§ **WORK TO COMPLETE**:
Reproduce each line of the entries that carries "dragon".

§ **PROVIDED INFORMATION**:
=====

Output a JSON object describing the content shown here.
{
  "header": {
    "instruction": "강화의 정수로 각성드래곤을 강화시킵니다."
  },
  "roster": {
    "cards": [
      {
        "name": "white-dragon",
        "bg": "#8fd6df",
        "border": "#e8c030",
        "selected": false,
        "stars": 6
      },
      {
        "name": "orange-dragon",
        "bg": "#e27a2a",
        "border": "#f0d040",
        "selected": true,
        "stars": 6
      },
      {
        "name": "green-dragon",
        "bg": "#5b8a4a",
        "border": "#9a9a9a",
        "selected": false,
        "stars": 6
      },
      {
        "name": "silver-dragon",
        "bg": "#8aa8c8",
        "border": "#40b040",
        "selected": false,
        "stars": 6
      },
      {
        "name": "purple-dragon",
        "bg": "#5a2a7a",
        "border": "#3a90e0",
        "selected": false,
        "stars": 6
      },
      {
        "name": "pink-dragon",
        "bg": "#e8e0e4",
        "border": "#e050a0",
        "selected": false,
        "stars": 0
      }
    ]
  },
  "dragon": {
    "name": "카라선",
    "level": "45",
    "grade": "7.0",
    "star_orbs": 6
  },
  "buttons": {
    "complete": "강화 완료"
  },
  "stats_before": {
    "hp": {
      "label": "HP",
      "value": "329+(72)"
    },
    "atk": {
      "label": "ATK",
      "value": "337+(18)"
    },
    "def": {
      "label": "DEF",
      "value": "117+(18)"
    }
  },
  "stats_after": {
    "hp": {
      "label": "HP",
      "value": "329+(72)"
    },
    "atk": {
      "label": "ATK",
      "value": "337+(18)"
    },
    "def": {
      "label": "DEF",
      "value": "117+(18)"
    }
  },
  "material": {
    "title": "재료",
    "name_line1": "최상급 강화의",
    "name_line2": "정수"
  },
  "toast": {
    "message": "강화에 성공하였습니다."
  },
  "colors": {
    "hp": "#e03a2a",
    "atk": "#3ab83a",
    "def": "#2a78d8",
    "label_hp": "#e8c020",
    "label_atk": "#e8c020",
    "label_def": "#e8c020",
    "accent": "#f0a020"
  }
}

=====

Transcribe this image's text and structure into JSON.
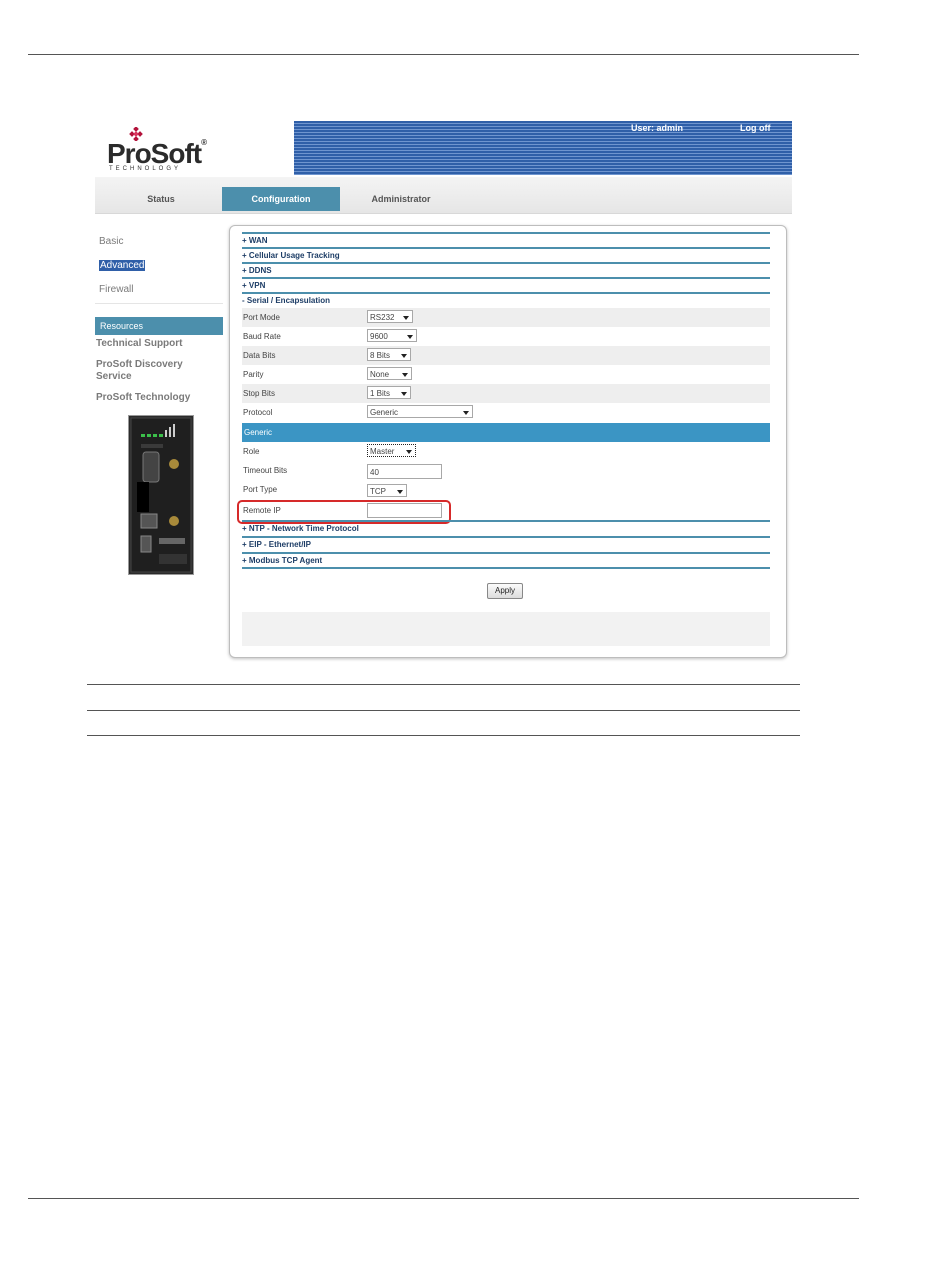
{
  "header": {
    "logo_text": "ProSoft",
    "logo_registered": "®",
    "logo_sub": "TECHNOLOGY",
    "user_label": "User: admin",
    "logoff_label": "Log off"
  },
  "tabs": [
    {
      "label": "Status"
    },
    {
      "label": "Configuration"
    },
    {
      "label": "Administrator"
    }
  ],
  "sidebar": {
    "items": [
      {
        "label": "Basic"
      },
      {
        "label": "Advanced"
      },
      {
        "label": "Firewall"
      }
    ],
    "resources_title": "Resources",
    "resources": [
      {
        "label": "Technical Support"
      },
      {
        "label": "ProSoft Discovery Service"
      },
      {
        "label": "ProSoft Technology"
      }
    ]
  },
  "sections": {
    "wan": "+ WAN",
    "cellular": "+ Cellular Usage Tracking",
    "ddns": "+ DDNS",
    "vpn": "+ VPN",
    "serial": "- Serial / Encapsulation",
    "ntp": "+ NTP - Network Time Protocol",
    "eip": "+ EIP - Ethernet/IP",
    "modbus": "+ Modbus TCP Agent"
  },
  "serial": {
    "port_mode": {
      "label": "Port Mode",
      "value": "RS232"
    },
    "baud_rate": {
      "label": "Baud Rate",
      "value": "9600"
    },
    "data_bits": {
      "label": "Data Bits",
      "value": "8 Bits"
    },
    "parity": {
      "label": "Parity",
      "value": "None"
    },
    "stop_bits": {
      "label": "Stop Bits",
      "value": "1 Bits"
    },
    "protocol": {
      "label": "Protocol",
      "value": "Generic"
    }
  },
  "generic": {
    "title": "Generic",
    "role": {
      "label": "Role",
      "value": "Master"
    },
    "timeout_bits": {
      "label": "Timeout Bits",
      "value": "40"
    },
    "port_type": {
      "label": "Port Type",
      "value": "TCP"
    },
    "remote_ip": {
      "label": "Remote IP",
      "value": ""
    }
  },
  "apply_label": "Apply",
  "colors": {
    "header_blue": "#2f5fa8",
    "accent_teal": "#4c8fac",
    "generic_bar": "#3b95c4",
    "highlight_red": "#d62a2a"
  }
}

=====

§ **SOLUTION TO THIS EXERCISE**:
        "name": "white-dragon",
        "name": "orange-dragon",
        "name": "green-dragon",
        "name": "silver-dragon",
        "name": "purple-dragon",
        "name": "pink-dragon",
  "dragon": {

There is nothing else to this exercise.